- The Minderoo Foundation, a philanthropic group founded by Australian billionaire Andrew Forrest, is contributing $300 million to a new plastic waste initiative called Sea the Future. The goal is to raise $20 billion annually for "global recycling, collection and environmental remediation."
- Primary funding for the industry-focused initiative is expected to come from a financial contribution paid by manufacturers of virgin plastics produced with fossil fuels. The contribution would not apply to plastics containing recycled content, making them a cheaper feedstock than virgin.
- So far, no resin manufacturers have signed on for the voluntary campaign. Companies including Coca-Cola, Unilever, Dow and Walmart, along with the Ellen MacArthur Foundation, are listed as expressing initial interest. A Minderoo spokesperson said it will take time to set up the governance and audit structure, indicating no specific deadline.
Sea the Future focuses on the same problem as other campaigns — plastics entering the environment as waste — but takes a different approach. Many other campaigns seek to ban many types of plastic and thus reduce production. This one aims only to eliminate some plastics, while ensuring most remain in the global supply chain and are treated as a valuable commodity. This market-based strategy, versus a regulatory one, is seen as a way to drive demand for recycled plastics throughout the value chain and increase collection efforts – especially in developing nations.
"Ad hoc solutions, like banning a plastic straw, are not going to be sufficient. We need a major intervention, and we believe this is a major intervention," Bryant Plavsic, director of plastics for Minderoo, told Waste Dive.
Plavsic says that although plastics are quite recyclable, their recovery rates are far lower than other commodities such as aluminum.
"The difference is there's value in aluminum. It's valuable to recycle so it gets done. Plastic is not economic to collect and take through the process of sorting, cleaning and recycling.
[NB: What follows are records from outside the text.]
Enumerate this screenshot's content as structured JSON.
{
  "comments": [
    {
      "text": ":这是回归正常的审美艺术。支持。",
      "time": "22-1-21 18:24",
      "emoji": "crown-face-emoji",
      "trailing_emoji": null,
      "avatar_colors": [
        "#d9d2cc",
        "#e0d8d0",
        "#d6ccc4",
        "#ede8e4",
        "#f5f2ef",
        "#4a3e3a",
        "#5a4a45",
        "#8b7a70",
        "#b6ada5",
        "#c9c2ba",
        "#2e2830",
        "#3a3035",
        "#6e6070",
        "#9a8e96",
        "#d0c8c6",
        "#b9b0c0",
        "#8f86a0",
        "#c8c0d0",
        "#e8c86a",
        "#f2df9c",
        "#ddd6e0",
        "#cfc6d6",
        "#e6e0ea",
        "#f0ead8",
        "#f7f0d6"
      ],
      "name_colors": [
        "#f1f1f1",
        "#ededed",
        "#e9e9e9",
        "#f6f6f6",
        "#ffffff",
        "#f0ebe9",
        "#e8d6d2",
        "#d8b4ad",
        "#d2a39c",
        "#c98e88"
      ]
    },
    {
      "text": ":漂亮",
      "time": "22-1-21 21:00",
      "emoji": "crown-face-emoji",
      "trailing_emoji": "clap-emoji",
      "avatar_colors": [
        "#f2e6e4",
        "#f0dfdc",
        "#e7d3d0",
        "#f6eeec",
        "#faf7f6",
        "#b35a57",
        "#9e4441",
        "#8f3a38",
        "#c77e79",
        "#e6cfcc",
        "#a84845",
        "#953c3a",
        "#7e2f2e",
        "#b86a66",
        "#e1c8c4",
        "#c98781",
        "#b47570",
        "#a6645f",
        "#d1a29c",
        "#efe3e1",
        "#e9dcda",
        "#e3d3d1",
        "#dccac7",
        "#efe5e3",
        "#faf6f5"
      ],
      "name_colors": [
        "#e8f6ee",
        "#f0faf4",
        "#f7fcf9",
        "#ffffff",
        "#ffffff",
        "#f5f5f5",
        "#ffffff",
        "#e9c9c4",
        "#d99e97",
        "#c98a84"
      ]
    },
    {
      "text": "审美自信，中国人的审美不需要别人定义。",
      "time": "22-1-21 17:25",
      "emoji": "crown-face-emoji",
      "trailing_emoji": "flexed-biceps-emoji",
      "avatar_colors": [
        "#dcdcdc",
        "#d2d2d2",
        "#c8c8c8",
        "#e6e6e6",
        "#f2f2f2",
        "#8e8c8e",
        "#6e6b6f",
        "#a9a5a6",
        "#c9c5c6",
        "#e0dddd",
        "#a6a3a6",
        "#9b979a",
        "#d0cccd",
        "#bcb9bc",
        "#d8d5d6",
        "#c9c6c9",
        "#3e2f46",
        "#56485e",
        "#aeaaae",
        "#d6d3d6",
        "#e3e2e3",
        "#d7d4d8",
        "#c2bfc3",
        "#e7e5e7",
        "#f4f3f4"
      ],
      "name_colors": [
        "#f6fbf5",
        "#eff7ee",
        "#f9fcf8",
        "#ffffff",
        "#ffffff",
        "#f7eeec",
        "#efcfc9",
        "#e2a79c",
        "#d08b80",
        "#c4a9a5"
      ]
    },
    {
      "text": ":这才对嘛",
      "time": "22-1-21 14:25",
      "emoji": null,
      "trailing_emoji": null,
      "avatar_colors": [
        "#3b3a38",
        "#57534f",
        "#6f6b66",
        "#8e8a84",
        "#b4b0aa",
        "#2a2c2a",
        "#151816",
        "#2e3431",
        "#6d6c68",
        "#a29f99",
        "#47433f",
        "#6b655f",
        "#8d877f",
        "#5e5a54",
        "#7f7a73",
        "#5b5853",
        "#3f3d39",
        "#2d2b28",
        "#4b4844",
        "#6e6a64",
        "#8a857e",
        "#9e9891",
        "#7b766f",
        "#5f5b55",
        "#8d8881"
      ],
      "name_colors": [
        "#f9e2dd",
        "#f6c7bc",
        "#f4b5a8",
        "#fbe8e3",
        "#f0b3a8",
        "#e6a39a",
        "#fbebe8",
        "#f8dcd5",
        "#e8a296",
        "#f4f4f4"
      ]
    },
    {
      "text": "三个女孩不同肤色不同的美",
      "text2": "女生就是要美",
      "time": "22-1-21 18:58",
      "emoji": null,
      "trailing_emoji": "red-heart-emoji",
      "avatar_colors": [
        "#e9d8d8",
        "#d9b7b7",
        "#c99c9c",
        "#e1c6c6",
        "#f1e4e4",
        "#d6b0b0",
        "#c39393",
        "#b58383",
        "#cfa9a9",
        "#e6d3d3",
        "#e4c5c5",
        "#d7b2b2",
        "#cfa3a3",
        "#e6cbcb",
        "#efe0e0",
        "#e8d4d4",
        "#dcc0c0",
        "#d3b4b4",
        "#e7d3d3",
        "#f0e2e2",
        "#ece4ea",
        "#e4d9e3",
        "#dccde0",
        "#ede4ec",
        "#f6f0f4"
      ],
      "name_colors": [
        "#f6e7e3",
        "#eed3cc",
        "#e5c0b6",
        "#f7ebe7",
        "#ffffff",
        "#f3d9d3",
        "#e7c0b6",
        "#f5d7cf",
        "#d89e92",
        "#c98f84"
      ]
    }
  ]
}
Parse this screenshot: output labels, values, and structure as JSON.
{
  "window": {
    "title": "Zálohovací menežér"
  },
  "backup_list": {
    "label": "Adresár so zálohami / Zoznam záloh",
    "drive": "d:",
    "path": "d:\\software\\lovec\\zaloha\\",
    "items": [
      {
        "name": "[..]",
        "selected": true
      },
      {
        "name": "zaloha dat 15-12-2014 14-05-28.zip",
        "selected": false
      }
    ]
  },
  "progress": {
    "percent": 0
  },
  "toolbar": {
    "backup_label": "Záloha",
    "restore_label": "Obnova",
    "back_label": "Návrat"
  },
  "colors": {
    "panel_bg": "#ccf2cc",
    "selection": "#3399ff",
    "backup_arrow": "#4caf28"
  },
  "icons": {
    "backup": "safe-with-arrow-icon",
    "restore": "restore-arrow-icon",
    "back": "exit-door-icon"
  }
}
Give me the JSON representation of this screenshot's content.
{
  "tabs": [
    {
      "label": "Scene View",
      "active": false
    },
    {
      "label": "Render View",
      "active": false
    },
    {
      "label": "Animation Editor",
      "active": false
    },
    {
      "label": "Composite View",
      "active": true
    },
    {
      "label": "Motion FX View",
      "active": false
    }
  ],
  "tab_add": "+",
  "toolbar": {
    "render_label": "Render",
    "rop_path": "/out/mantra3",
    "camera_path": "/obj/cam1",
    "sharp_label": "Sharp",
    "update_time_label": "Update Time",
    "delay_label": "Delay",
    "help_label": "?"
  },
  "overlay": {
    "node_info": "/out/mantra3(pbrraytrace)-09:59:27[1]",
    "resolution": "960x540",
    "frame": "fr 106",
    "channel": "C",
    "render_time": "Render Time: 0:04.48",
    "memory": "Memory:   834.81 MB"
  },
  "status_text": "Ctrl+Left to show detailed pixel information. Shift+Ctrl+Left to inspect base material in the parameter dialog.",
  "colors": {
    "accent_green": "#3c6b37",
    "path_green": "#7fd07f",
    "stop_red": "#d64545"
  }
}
We want to fundamentally change the economics of that," he said.
Chemical recycling is viewed as one of the prime plastics recycling sectors that could benefit from this initiative. A report from Closed Loop Partners has estimated $120 billion worth of revenue potential in North America for the sector, which has begun gaining steam in recent years with emergence of new projects.
Last year, Oregon-based Agilyx started depolymerizing polystyrene (PS) — especially foam — into monomer oil that can be made into new PS-based products. Brightmark Energy is building a plant in Indiana where mixed plastics will be processed into ultra-low sulfur fuel and commercial-grade wax. Renewlogy's upgrades to its Utah facility, where it processes mixed plastics collected curbside into synthetic fuels, are expected to expand collection programs in neighboring Idaho. Renewlogy has also been awarded a municipal contract in Phoenix to turn recovered mixed plastics into fuel.
Although chemical recycling is evolving and growing in popularity, it's still not considered an economically competitive alternative to producing virgin materials derived from fossil fuels. Last year, an Agilyx representative alluded to such challenges when discussing the company's business model with Waste Dive. He noted that the company turned its focus away from making synthetic crude oil when commodity prices dropped considerably several years ago.
Sea the Future’s potential to transform the plastics recycling sector is tied to its ability to quickly gain traction, particularly in the developing nations where much of the world's waste plastic enters the marine environment, and whether the initiative can get enough virgin resin manufacturers on board with the voluntary fee.
Correction: A previous version of this article listed Coca-Cola, Unilever, Dow, Walmart and the Ellen MacArthur Foundation as partners. They are not official partners.